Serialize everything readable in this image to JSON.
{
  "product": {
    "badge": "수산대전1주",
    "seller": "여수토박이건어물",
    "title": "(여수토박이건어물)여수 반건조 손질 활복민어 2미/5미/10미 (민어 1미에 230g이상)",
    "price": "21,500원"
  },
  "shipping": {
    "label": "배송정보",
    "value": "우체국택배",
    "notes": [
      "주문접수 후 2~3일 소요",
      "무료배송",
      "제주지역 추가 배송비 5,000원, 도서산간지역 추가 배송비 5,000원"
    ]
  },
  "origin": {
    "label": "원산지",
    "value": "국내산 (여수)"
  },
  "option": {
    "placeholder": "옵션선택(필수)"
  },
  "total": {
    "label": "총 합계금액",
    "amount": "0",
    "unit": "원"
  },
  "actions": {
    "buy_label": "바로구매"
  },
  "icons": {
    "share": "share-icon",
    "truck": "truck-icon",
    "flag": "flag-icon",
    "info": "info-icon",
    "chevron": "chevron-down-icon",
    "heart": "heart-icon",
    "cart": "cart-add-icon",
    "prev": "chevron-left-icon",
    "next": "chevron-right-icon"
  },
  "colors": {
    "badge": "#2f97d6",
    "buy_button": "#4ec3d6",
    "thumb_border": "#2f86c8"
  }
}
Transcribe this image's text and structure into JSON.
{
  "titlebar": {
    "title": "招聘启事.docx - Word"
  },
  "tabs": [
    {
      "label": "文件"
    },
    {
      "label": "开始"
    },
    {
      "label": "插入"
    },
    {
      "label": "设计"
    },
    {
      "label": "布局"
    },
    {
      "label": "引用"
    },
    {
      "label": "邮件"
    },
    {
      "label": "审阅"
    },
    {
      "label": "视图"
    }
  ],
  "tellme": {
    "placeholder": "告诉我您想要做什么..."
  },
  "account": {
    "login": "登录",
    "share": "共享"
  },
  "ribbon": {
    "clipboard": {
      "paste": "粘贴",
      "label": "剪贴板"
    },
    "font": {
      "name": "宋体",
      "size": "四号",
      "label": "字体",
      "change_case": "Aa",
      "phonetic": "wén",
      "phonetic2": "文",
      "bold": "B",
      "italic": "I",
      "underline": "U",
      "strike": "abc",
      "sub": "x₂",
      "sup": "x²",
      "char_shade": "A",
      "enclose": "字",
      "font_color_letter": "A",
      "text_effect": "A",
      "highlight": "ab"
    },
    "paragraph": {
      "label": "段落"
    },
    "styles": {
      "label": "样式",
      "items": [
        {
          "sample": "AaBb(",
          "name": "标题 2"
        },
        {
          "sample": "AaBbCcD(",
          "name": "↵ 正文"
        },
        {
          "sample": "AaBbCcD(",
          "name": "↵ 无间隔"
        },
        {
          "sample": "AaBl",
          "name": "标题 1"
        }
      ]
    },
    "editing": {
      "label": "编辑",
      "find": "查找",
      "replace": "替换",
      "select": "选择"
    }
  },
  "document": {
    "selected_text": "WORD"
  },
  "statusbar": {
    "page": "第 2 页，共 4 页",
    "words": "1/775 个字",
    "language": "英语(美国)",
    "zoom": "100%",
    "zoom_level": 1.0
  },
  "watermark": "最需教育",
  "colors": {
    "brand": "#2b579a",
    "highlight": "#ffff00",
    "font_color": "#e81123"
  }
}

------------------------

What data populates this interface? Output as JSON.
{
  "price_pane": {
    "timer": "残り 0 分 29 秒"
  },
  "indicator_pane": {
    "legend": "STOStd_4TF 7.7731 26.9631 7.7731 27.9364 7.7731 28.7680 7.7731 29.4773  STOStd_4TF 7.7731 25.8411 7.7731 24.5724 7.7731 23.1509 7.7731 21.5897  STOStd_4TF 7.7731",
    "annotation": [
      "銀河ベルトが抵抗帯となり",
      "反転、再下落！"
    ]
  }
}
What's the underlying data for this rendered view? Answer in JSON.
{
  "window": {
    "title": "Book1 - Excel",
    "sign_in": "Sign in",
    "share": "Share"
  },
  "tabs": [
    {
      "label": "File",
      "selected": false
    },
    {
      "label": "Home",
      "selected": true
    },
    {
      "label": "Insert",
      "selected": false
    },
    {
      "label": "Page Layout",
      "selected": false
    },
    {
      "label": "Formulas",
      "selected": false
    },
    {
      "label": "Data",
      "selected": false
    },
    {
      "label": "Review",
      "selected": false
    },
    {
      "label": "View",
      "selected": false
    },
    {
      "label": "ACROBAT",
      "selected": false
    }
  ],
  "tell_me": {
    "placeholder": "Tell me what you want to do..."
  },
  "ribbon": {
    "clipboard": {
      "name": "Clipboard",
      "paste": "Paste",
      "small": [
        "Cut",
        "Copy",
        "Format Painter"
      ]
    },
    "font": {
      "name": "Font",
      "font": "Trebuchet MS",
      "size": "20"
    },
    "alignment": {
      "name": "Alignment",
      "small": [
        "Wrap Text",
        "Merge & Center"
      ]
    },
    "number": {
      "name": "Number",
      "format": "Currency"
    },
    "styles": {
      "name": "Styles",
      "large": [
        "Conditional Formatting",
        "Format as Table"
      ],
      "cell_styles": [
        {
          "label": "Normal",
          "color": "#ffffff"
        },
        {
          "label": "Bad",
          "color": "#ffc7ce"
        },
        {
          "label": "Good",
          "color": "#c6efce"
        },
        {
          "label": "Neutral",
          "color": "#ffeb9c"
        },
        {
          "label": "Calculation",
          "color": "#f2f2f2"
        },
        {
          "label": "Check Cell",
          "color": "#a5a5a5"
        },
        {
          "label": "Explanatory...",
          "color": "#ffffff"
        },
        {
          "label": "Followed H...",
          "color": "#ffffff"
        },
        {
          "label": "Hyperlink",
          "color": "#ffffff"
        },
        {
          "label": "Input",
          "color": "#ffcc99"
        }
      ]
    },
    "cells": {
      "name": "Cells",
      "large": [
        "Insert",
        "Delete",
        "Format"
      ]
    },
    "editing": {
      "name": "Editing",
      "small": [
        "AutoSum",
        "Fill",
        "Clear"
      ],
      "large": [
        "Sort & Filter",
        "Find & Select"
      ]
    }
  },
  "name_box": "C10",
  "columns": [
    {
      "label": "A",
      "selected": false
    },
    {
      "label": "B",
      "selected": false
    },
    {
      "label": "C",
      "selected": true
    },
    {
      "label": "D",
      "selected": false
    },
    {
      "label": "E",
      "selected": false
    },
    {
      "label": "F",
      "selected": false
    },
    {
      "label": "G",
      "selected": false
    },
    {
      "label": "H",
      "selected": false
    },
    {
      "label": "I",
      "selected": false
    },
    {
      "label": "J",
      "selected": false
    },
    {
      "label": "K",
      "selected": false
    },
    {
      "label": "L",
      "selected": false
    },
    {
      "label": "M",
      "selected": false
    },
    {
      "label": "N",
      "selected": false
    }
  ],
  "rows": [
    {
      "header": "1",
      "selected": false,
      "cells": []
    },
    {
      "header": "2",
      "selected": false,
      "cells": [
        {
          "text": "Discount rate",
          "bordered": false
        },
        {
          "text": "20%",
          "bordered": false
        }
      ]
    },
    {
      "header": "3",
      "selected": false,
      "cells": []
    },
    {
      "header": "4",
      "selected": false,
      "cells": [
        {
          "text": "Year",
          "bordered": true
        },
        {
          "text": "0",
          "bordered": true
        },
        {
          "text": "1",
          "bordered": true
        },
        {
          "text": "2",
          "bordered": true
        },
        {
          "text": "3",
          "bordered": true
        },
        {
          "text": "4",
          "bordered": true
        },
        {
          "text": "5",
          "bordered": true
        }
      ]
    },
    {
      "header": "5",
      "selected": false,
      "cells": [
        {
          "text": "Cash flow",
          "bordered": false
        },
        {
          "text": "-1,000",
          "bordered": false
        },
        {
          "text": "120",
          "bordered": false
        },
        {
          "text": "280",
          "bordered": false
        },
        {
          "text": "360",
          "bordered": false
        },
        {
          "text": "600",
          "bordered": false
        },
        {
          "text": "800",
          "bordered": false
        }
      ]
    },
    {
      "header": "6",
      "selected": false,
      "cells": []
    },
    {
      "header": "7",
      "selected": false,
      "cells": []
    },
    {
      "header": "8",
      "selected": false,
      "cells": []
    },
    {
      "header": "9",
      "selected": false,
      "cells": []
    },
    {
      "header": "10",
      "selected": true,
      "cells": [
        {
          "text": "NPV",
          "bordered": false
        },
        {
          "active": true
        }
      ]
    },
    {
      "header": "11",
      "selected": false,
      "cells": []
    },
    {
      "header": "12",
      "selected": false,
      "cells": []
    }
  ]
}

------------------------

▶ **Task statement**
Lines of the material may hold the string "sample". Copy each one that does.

▶ **Result**
          "sample": "AaBb(",
          "sample": "AaBbCcD(",
          "sample": "AaBbCcD(",
          "sample": "AaBl",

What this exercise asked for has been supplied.